What works most for Misfits is its stellar cast of relatable characters. Iwan Rheon stars as Simon, a slightly creepy loner who gains the power of invisibility. Nathan Stewart-Jarrett stars as Curtis, a talented athlete who was disgraced after being caught with drugs. Curtis gains the power to reverse time, something that comes in handy given the group's tendency to land in dangerous situations. Lauren Socha stars as Kelly, a straight-talking insecure girl who gains the ability to hear others' thoughts. Antonia Thomas stars as Alisha, a pretty, somewhat vain young woman who is given the most problematic of powers. Alisha's power is activated by touch, in that whenever someone touches her, they have an overwhelming -- and often violent -- sexual reaction to her. And Robert Sheehan stars as Nathan, the childish goofball lacking a verbal filter. Nathan is frustrated, as he is unable to figure out what his power is or if he has one at all.
With the exception of the seemingly-powerless Nathan, all of the characters gain powers that reflect something about their personalities or personal struggles.
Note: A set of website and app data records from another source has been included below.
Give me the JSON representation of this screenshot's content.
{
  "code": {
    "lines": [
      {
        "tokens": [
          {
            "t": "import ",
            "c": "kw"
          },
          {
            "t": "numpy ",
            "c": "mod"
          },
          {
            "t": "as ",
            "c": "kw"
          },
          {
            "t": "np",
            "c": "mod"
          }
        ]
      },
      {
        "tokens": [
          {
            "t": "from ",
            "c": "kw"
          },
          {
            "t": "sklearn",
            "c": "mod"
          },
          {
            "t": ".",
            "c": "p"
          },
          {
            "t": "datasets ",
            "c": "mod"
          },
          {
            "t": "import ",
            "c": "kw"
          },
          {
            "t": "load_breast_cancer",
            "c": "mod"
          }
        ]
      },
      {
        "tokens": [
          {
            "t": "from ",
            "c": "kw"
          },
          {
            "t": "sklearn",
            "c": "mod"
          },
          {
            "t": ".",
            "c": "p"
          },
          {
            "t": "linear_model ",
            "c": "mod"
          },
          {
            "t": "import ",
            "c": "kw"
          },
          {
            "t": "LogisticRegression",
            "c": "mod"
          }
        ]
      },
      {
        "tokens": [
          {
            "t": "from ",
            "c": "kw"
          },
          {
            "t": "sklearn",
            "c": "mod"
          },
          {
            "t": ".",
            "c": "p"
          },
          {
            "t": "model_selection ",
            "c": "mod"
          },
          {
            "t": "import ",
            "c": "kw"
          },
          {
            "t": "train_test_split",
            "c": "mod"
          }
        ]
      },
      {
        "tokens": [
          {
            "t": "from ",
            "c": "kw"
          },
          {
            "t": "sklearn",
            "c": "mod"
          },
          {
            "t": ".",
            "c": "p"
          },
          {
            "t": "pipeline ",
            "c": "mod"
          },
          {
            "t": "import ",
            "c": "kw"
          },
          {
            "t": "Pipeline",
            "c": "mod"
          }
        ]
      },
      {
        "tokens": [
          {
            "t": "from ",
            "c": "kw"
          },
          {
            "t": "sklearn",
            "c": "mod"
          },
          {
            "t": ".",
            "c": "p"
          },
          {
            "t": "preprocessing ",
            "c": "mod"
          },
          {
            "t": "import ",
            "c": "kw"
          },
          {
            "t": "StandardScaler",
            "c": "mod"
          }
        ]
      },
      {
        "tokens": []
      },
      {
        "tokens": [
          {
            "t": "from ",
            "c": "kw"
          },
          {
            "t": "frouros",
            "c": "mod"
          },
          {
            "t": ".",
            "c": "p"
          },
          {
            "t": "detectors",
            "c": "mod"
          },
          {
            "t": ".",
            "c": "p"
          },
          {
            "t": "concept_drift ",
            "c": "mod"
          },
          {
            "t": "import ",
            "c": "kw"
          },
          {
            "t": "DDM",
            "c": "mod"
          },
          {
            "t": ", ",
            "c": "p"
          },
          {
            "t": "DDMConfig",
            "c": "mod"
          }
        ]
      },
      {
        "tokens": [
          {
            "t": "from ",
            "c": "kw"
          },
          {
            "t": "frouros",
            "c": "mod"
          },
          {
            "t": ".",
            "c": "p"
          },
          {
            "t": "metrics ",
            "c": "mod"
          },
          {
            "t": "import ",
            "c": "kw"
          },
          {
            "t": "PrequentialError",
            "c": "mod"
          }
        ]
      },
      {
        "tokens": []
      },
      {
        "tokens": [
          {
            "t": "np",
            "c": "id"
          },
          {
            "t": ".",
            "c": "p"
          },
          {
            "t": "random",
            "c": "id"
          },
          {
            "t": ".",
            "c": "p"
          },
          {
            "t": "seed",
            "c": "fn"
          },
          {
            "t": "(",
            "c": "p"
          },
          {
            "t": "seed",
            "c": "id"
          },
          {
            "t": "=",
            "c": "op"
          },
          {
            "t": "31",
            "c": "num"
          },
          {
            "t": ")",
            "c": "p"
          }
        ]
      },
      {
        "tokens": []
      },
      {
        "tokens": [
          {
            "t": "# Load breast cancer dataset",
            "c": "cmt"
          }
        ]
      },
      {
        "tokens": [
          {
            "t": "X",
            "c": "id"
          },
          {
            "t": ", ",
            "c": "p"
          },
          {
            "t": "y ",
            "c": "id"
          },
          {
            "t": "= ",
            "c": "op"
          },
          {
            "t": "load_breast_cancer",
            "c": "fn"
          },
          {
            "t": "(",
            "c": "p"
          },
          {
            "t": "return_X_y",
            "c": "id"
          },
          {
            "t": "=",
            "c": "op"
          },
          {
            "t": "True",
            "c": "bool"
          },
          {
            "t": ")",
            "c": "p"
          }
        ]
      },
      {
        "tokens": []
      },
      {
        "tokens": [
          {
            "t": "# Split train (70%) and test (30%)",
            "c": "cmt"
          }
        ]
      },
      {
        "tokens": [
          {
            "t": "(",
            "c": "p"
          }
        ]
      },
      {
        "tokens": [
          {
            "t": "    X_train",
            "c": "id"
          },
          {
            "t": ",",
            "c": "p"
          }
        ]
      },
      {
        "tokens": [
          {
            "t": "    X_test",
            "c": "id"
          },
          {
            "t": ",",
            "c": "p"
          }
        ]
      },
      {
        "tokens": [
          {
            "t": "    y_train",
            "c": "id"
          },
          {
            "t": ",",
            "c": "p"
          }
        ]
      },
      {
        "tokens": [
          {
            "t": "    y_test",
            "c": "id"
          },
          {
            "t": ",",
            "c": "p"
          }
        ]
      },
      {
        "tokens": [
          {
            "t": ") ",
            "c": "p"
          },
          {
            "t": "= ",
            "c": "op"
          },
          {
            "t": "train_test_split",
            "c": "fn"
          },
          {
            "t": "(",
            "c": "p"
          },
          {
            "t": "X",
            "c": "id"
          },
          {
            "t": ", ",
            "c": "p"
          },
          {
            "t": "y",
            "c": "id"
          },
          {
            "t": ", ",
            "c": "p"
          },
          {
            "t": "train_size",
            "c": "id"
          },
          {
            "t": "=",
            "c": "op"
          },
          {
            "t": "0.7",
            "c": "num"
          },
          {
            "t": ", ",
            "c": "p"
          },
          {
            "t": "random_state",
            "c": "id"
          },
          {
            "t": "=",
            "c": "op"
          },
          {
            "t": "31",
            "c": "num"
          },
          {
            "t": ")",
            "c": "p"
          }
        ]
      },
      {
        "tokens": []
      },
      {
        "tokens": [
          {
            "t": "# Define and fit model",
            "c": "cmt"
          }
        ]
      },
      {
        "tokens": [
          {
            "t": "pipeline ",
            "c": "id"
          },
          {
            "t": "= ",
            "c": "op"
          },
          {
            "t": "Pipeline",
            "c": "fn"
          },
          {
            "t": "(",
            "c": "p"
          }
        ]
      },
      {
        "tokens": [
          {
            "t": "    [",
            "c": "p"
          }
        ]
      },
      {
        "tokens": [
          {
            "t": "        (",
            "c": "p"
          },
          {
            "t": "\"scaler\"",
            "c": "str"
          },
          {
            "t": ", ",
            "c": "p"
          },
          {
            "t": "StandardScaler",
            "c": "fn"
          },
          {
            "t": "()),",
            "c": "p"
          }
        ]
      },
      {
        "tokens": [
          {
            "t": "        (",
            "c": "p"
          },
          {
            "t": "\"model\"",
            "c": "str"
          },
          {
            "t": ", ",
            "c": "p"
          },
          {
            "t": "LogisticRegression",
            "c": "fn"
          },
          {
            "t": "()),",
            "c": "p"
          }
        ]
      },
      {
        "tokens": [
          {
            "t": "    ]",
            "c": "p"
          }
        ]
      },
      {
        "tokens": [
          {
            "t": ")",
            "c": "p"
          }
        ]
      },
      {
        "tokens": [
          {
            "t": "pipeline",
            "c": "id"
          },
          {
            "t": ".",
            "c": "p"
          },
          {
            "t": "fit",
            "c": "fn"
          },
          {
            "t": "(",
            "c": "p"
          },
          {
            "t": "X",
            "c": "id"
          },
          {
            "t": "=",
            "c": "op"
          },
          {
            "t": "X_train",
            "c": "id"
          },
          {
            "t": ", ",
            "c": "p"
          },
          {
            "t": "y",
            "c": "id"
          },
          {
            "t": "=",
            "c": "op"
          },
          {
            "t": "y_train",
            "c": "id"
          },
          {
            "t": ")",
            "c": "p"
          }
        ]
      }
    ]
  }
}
Simon's power reflects his feeling of being invisible and unimportant to those around him, while Curtis' power plays on his desire to go back in time and make different decisions. As someone who worries about what the people around her think of her, Kelly's power lets her hear their thoughts. Unfortunately, Kelly does not get to choose which thoughts she hears and that inability to turn off her power makes it difficult for her to interact with others. And Alisha's power takes her sexuality and turns it against her. Like Kelly, Alisha struggles with her power and how it changes her approach to those around her. The challenges these kids deal with thanks to their powers is a highlight of the show's first season, as is the growing friendship between them.
Misfits is far from a show for everyone, which is possibly why it took so long for an American network to pick up the rights to the series. Full of sexuality, violence and crude humor, the show is geared toward an audience not bothered by those elements. The series is a good fit for a network that showcases LGBT-themed material, as it often blurs the lines of gender and sexuality and centers on a group of outsiders who find friendship and acceptance by tackling their problems as one. Let's hope an American audience will embrace this delightfully different -- and undeniably British -- series.
Misfits airs Thursday nights at 10/9c on Logo.